For example, say you run a blog where you share financial opinions and are talking positively about a specific stock one week. One of your readers invests his life savings in the stock you liked, and the stock crashes. The individual wants to sue you for giving bad information that led to his loss.

But you have a clear, concise disclaimer on your site or in your posts that makes it clear you're only sharing an opinion, are not giving professional advice, and you are not to be held liable for any financial losses anyone experiences as a result of reading your opinions and acting upon them.

Even if you do get sued, the court would likely rule in your favor since your disclaimer made it clear you were not giving professional advice.

The thing to consider here is how easily readable your disclaimers will be.

If you have a number of things to disclaim, you can create a single disclaimer page with a number of easy-to-read, well-spaced paragraphs for each disclaimer. Use a clear heading for each disclaimer paragraph to show what type of disclaimer it is.

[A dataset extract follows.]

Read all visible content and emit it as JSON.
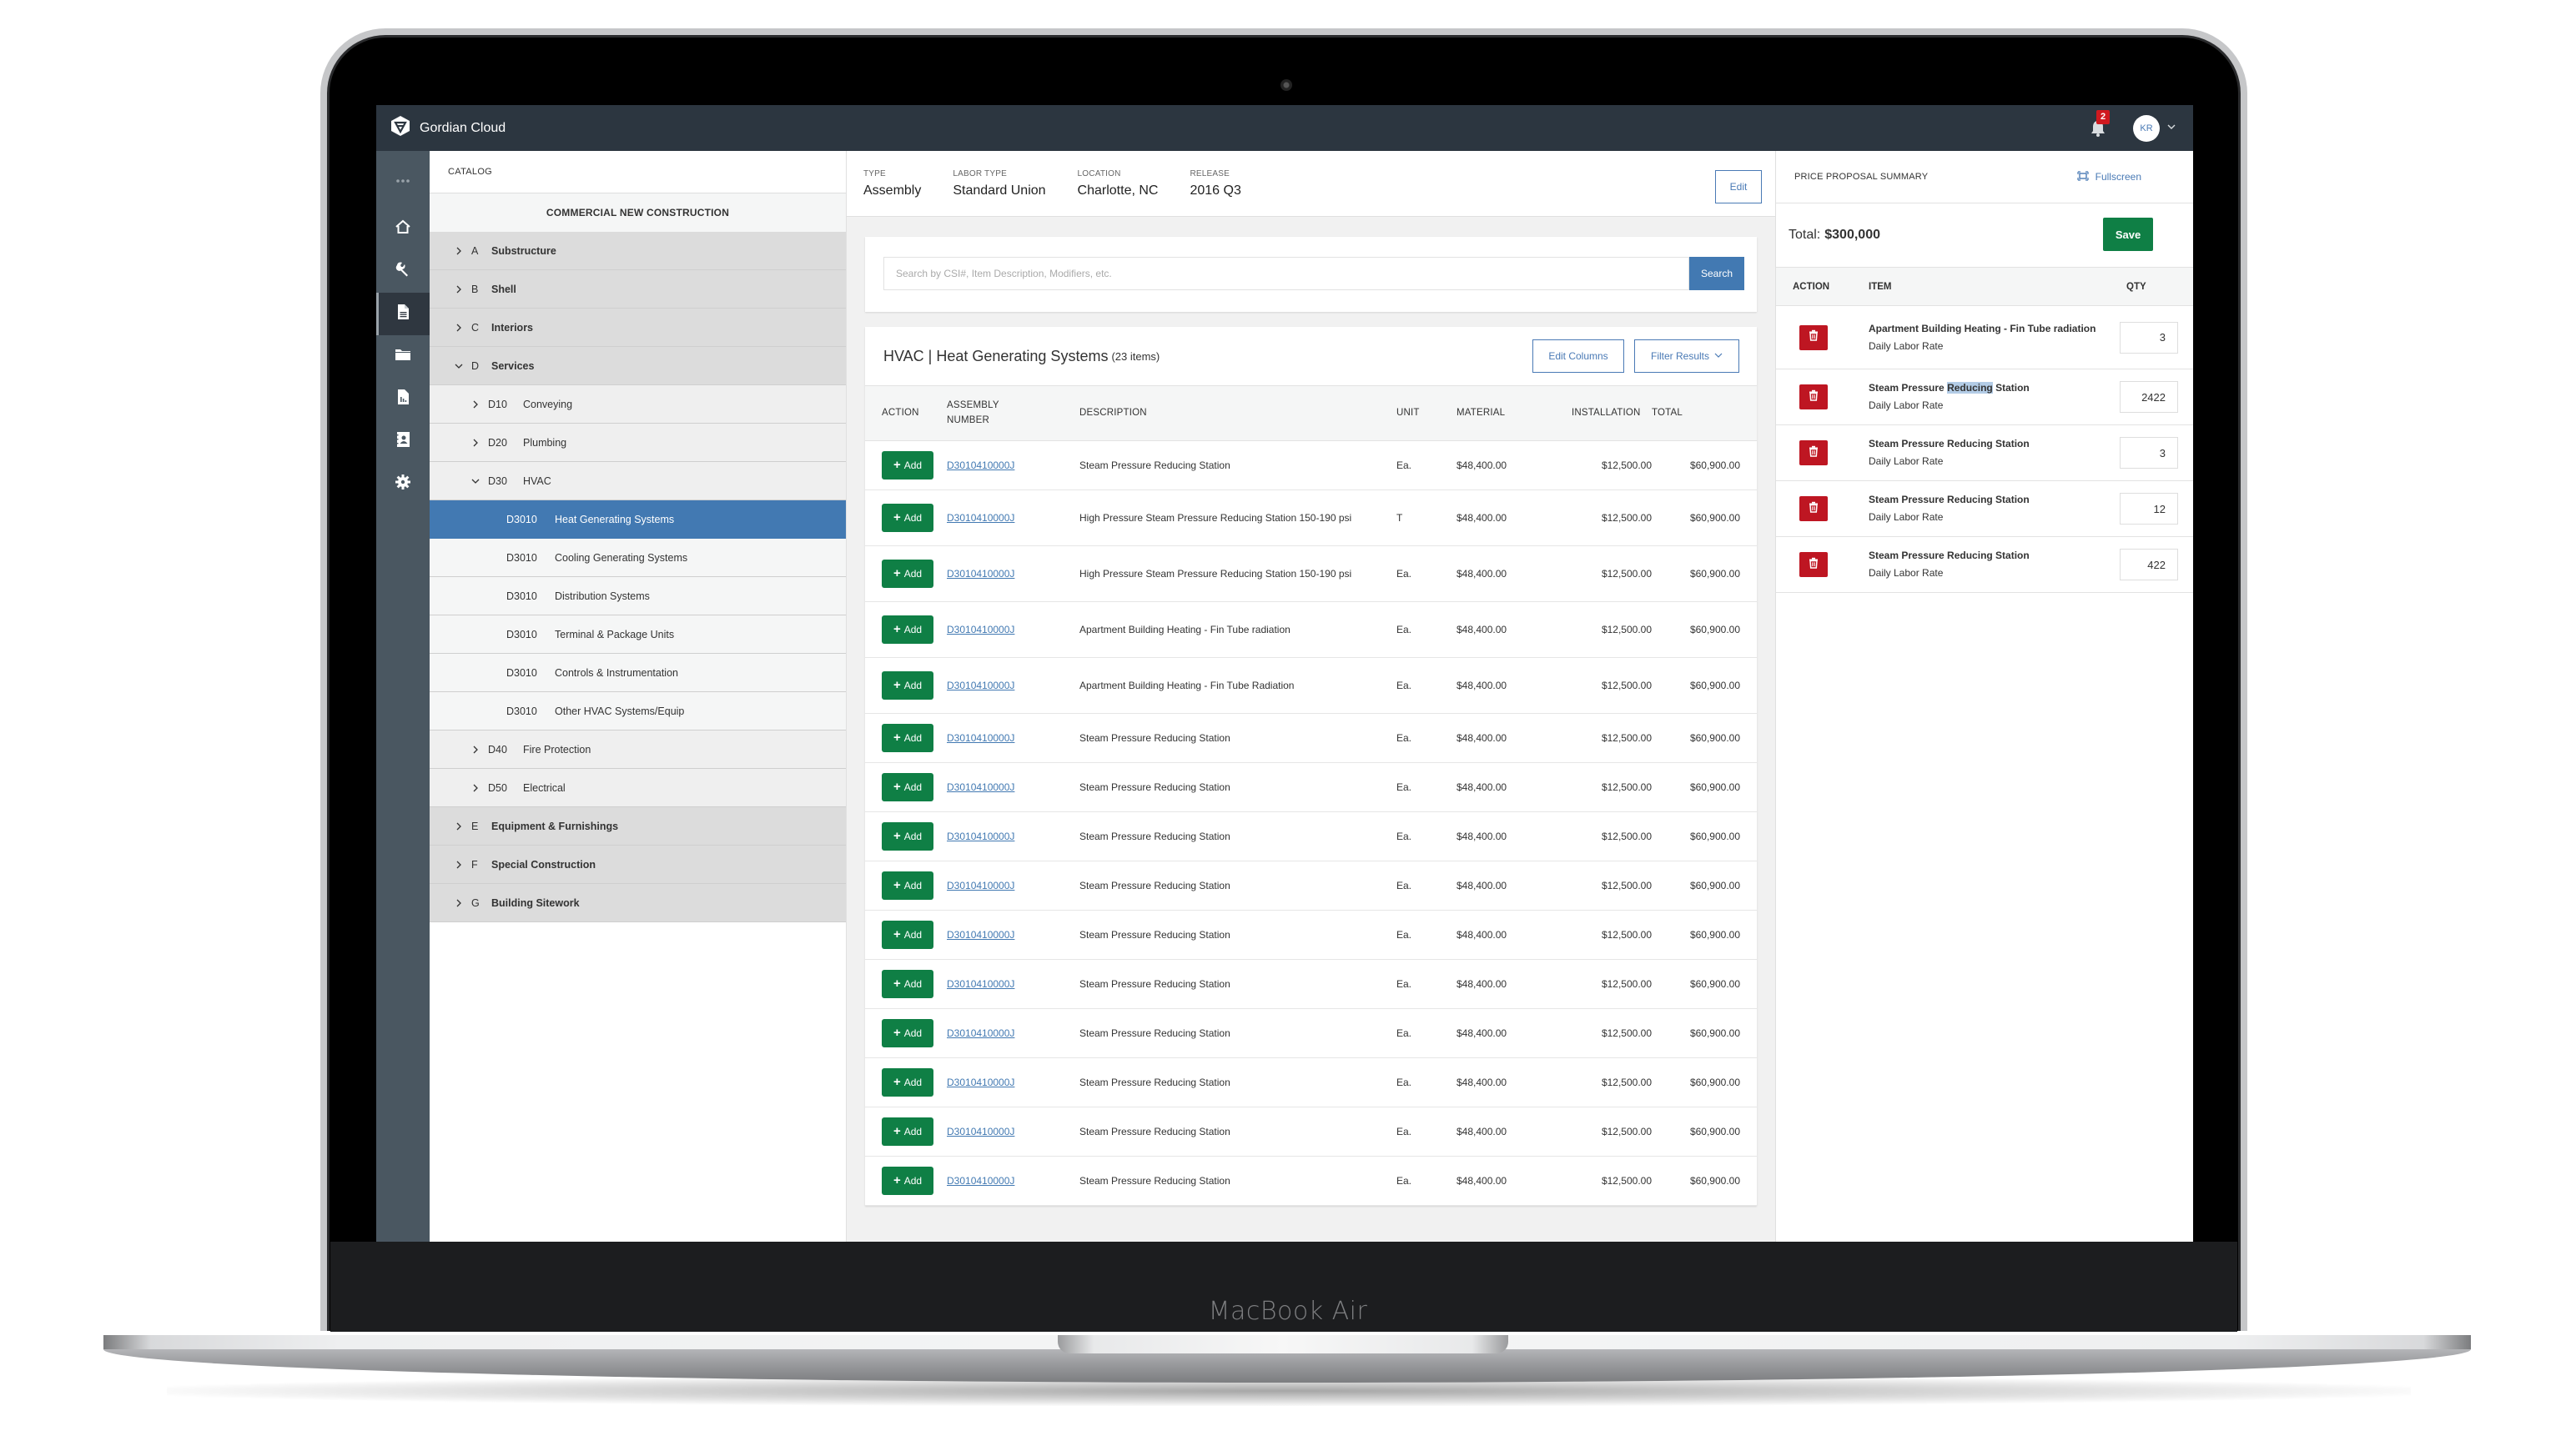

Don't just write one long paragraph disclaiming everything you can possibly disclaim. Your readers won't appreciate that, and the courts may hold your disclaimer to be unclear, thus not enforceable.

A disclaimer is a short, specific statement that informs users about something and helps to limit your liability.

A Privacy Policy is a legally-required legal agreement that informs your users about your privacy practices such as what personal information you collect, how you collect and use it, and what their user rights are regarding their personal information.

A disclaimer is a short, specific statement that informs users about something and helps to limit your liability.

A Terms and Conditions agreement also works to inform users and limit your liability, but it is far more broad in scope than a disclaimer. While a disclaimer could be as short as one sentence, your Terms and Conditions agreement will likely be many paragraphs or pages long and will address a range of topics including:

  • Governing law
  • Restricted uses of your site
  • Termination of user accounts
  • Payment terms
  • User-generated content
  • Intellectual property and copyrights

While you could do this, it isn't recommended and won't be adequate enough for some disclaimers, such as an affiliate disclaimer.

Privacy Policies are specific in what they deal with: Privacy.

Your disclaimer will likely get lost in your Privacy Policy, making it less noticeable and thus less likely to hold up in court.

If you do put your disclaimer in your Privacy Policy, make sure you put it somewhere else as well, such as on your individual webpages and linked to your website footer.

Yes, you should. But in most cases you should be sure to put it somewhere else as well, such as on your individual web pages and on its own web page that's linked to your website footer.

For some disclaimers, only putting it in your T&C won't be adequate enough, such as affiliate disclaimers.

A bonus to putting your disclaimers in your T&C is that when you get agreement to your T&C, you'll be getting agreement to your disclaimers.

Some disclaimers come with rules for how they must be displayed, such as the FTC's rules for displaying affiliate disclaimers, but in general, make sure you display your disclaimer in a way that's:

  • Easy to notice
  • Easy to read
  • Relevantly placed

For example, you can add a small disclaimer to the beginning of every blog post you make, or on each individual product page for every product you sell.

If you have a separate disclaimer page, add a link to it to your website footer so it's always available and somewhere where people know to look for important information.

Display your disclaimers:

  • In places where users would want to see them, like on individual blog posts or product pages
  • On a separate disclaimer web page that you link to your website footer
  • In your Terms and Conditions agreement

Make sure you write them in clear, easy to read language and make them easy to locate.